While the birth of the popsicle stick board came in from the 1989 Barnyard board and the early 1990s, the popsicle stick shape endures to this day as the modern skateboard shape. While the popsicle stick shape was initially in response to rising street skating that saw itself working less with vertical terrain, today all factions of skateboarding skate a popsicle stick shaped board. Essentially the board has a twin tail and nose shape, rounded at the edges with a concave nature. Essentially, having a twin nose and tail meant a skater could now manipulate a board in more varieties. Fakie, riding the board backwards, nollie, riding the board on its nose, to kickflip tricks, flicking with toe, to heel flips tricks, flicking with you heel and infinite various inbetween from adding sideways shuvit’ rotations and peppering in grinds, slides and really anything you can conceive. The popsicle stick board was everything a skate pioneer like Rodney Mullen could have dreamed for. Roughly half a century since the first skateboards, where kids screwed roller derby skates onto planks of wood, came a board that allowed skateboarding to truly blossom into the palpable culture and sport we see today. Since the '90s, we’ve seen the width of the popsicle stick board fluctuate from 7’’- 9’’ it seems unlikely we would see any innovative board shapes that could truly impact the landscape like the popsicle board has.
Why Shaped Boards Making a Comeback?
It may very well be the enduring archetype of skateboard shapes, but that does in no way mean all skater’s boards are the same. Each skater tailors their board to their specific needs, with any minor millimeter making a huge substantial difference. Even moreso, skateboarding has seen a revival of unique skate shapes, as more and more skaters ride shaped boards found in past decades.
With skateboarding reaching such tremendous heights in terms of skill and death-defying athleticism, the artists and passion seekers have reclaimed their identity within skating by looking back into the past.. What does that mean exactly? Well, not everyone can identify with a 19-year old skater throwing backside lipslides down an 18-stair handrail. So naturally, they are not impacted by those trends, and understandably, they are thus not going to follow any trends that don’t impact their skating.

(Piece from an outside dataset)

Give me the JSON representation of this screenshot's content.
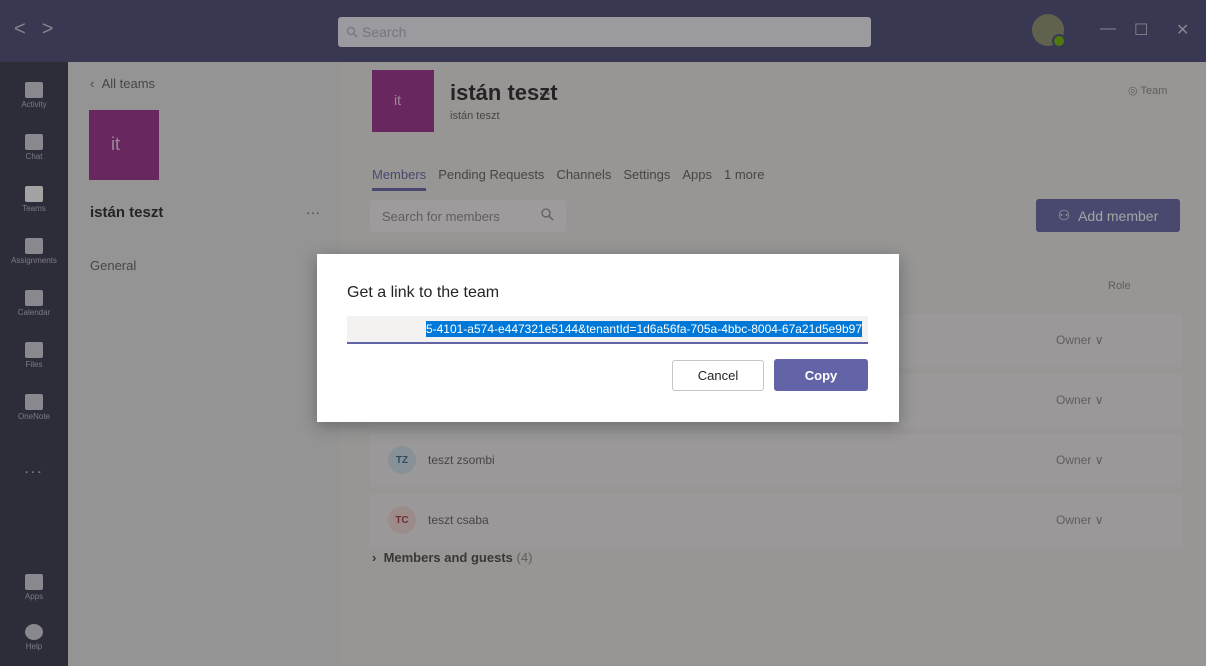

Skateboarders exude in their own skating what they love about skating, so naturally different people love different aspects and even eras of skating. It’s why every day when you go to a skatepark you will usually see at least one skater with a shaped board, one that looks straight out of 1996, and a few who have those fish boards with neon rails. If you’re in a larger city with older skaters, you’ll certainly see quite a bit more. Remember, skateboarding is all about living free. You can ride whatever board you want as long as you’re having a good time doing it.